It looked more like a scene at a refugee camp in some Third World country Tuesday than a major gateway to Canada.
More than 30 men and women, watching their children run across a small lawn, huddled under gray blankets to escape the cold wind sweeping in from the nearby Niagara River. They were comforted by the hot coffee and food from Canadian Red Cross workers.
After spending a chilly night outdoors or trying to sleep in the cabs that brought them to the border Monday, they were anxiously awaiting some word from the Canadian immigration officials who stood between them and freedom to live in Canada.
No word came Tuesday as the refugees remained stuck in an immigration limbo, the victims of heightened security at the border in the wake of the Sept. 11 terrorist attacks in New York City and Washington, D.C.
Monday evening, immigration officials ordered them out of the refugee center near the Peace Bridge, locked its doors and told them that they could not go anywhere until they underwent immigration processing.
There was no hint of when that might happen, so the men went to sleep on benches or the ground, while mothers and children found refuge in a nearby church. Taxi drivers, who had driven the refugees here from Buffalo, shared their cabs with the older men and women.
Early Monday, Christopher Owens had brought the refugees to Canada because there simply was no more room at "the inn."
"The inn" is Vive La Casa, a refugee center at 50 Wyoming Ave. in Buffalo, where Owens is executive director. The shelter often is the last stop for persecuted refugees who have traveled halfway -- or more -- around the world, desperate to reach Canada and, they hope, be given political asylum.
In any given month, more than 5,000 refugees pass through Vive's doors. Some remain just a few days, but many more stay for weeks and even months before they are able to formally apply for political asylum in Canada.
"Vive was already overcrowded," Owens explained, "but with the tragedy in New York City, Canadian officials shut down the processing of refugees for more than a week, and I certainly can understand that." He said Vive has enough beds and cots for 125 people each night. But because of new regulations and job actions by Canadian civil servants, including immigration workers, refugees have had to spend more time at Vive waiting to be processed.
"We have been struggling to give shelter to more than 200 people a night for the last several weeks," he said.
So Owens decided to take matters into his own hands.
"With people sleeping on cots or on the floor of every room in our center," he said, "I decided to select 35 or 40 refugees who had all their papers in order and had the best chance of being admitted to Canada, bring them over and, hopefully, make the Canadian officials aware of our problems at Vive and get the processing to begin again."
It didn't work.
Owens said immigration officials "have only told me they have a huge backlog of refugee applications to take care of and didn't give me a clue as to when my people would be processed."

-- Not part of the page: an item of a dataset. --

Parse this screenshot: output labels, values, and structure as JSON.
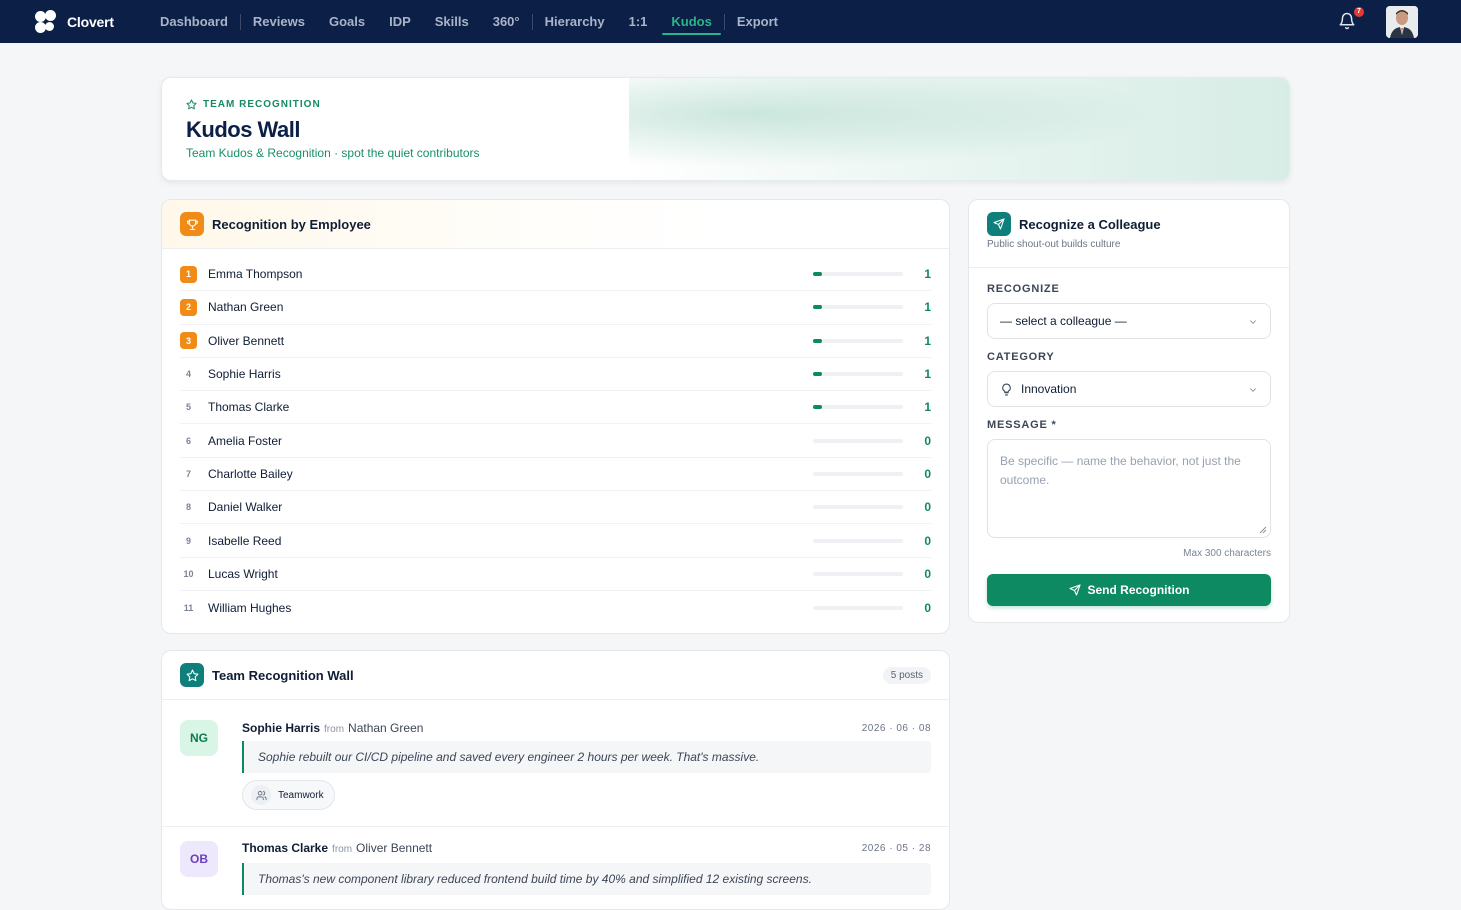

Not only were the refugees detained, but so were Owens and the cabdrivers.
The refugees are from Colombia, Argentina, Turkey, Eritrea and some former Russian republics.